PROBLEM DESCRIPTION:
Sift the material for lines containing "content", and return them.

DATASET RECORDS:
##############################

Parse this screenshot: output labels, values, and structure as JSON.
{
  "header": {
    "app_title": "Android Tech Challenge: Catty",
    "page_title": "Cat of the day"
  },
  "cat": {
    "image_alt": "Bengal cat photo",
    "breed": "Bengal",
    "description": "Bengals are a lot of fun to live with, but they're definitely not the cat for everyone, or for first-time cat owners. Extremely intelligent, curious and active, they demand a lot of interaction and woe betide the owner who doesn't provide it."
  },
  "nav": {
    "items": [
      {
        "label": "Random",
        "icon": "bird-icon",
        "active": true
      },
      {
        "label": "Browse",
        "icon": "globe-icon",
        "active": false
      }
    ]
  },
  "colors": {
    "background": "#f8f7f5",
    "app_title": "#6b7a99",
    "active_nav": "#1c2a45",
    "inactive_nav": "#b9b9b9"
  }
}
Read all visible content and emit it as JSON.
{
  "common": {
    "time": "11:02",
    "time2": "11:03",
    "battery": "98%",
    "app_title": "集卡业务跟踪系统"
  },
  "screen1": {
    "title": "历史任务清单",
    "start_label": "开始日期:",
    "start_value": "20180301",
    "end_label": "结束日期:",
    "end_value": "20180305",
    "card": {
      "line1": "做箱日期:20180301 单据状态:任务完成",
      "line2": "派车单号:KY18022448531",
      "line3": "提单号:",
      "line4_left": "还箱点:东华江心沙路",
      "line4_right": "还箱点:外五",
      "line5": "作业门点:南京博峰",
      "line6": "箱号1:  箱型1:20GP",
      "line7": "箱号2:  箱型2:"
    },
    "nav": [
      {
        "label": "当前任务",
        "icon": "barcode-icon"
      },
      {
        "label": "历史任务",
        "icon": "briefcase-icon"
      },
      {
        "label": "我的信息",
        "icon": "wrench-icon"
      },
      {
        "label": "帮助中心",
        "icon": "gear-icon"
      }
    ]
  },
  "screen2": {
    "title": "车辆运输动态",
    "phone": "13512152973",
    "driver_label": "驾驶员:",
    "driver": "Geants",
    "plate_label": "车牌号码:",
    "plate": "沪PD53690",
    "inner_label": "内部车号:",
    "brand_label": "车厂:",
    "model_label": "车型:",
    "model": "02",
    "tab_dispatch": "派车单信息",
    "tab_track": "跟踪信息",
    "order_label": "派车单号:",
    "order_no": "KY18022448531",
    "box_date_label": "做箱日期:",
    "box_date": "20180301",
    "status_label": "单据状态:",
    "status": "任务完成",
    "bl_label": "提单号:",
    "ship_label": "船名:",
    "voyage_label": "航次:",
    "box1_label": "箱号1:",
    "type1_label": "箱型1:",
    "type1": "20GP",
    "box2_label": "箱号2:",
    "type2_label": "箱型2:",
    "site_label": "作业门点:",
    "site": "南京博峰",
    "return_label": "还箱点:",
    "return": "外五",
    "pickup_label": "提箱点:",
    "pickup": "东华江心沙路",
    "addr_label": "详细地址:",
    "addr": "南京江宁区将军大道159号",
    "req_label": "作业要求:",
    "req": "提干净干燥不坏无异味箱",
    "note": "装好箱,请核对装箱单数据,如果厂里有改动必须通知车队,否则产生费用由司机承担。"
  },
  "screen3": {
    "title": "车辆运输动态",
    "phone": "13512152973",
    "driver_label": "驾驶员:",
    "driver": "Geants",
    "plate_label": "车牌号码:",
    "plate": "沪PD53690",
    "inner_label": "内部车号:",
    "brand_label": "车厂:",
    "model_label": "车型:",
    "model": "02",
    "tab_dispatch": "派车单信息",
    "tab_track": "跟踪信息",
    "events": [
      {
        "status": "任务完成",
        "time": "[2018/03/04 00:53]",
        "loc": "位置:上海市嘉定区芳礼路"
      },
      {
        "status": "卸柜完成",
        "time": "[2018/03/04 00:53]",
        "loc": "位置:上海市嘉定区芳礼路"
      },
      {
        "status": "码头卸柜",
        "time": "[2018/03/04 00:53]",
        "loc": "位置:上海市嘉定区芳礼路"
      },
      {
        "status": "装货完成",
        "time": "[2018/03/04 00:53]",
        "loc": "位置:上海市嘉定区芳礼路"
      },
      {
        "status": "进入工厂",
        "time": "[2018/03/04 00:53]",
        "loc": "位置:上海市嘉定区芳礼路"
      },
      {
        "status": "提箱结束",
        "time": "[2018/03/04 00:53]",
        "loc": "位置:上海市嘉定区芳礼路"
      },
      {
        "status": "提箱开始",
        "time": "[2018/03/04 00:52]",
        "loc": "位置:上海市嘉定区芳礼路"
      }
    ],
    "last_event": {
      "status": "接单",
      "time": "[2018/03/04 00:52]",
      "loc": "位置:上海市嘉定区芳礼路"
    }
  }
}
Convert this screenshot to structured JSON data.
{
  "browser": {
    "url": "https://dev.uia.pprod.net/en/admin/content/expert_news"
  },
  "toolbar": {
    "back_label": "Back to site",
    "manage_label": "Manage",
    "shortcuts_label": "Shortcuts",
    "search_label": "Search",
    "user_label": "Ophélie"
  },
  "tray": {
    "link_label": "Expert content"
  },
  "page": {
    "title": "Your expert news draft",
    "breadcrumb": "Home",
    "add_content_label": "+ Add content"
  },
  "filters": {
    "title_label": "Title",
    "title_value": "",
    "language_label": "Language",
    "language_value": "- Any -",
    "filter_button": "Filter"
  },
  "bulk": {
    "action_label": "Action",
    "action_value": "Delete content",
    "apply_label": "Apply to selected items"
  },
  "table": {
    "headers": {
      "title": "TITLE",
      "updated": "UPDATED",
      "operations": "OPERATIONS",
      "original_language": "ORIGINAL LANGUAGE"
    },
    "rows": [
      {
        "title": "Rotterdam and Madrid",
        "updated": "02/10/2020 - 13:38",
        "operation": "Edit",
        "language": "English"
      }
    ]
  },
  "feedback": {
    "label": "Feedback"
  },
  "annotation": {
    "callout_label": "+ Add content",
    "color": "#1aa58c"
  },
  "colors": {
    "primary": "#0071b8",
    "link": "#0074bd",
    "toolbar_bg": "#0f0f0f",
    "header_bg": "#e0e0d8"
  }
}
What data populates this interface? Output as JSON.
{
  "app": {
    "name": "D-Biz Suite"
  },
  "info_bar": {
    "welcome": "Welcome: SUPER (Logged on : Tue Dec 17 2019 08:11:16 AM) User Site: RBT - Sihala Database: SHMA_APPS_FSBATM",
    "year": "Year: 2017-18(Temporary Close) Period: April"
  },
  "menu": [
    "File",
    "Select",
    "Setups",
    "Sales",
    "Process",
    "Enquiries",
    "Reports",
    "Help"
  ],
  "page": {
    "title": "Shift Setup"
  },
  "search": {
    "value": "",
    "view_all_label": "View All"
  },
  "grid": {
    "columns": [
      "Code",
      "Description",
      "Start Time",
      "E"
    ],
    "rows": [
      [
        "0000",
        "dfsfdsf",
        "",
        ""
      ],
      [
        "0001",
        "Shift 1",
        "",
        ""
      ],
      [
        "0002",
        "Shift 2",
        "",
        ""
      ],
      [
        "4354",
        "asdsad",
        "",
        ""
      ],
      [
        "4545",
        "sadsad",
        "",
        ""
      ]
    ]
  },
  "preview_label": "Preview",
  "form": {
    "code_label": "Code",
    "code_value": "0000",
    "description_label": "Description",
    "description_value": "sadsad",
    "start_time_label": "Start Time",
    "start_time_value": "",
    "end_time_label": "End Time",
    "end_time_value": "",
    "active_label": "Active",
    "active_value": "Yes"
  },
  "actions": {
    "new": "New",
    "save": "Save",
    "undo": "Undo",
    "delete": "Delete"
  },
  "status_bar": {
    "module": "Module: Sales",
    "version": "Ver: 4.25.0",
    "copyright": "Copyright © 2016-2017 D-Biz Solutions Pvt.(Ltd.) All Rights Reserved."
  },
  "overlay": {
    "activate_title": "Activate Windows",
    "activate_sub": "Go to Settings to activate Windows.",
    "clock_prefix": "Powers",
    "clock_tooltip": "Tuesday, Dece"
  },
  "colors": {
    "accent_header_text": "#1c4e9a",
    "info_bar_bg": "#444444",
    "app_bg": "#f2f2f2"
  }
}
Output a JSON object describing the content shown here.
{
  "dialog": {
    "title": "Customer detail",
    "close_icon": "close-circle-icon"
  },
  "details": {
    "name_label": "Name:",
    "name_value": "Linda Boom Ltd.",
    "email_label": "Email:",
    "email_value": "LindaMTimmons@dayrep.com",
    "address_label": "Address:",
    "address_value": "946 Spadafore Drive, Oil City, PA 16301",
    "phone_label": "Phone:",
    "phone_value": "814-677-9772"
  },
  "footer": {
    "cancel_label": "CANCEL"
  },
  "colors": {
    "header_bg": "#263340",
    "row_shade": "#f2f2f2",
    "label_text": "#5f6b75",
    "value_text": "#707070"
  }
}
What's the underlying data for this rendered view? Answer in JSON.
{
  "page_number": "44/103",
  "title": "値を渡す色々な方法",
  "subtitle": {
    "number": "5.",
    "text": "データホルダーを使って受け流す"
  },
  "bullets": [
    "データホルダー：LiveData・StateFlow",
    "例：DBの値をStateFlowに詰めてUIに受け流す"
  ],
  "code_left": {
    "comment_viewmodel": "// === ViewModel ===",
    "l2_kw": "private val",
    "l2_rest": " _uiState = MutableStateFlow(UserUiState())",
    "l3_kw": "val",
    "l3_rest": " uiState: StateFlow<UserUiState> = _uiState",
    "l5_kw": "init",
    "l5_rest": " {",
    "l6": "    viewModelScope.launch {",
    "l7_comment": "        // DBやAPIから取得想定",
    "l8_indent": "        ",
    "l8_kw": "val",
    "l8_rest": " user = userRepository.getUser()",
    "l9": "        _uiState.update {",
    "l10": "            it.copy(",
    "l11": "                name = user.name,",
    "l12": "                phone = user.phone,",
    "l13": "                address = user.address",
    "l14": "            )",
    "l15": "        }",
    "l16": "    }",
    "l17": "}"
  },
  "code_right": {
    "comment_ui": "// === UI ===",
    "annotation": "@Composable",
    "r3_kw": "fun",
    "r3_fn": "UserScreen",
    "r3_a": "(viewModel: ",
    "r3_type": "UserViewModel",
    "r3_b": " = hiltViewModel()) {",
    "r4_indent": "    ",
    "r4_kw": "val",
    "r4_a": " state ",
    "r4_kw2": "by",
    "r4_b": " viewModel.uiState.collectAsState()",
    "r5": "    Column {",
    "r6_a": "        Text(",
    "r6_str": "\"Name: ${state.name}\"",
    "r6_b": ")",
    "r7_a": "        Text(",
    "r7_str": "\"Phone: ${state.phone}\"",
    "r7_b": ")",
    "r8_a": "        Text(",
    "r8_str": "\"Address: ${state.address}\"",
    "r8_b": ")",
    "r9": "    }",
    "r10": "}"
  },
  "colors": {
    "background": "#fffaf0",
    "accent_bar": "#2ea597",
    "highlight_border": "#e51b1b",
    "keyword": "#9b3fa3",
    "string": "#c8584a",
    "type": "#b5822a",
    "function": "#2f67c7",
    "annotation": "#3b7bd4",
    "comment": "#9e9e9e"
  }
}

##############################

RESULT OF THE TASK:
Read all visible content and emit it as JSON.
    "url": "https://dev.uia.pprod.net/en/admin/content/expert_news"
    "link_label": "Expert content"
    "add_content_label": "+ Add content"
    "action_value": "Delete content",
    "callout_label": "+ Add content",
Output a JSON object describing the content shown here.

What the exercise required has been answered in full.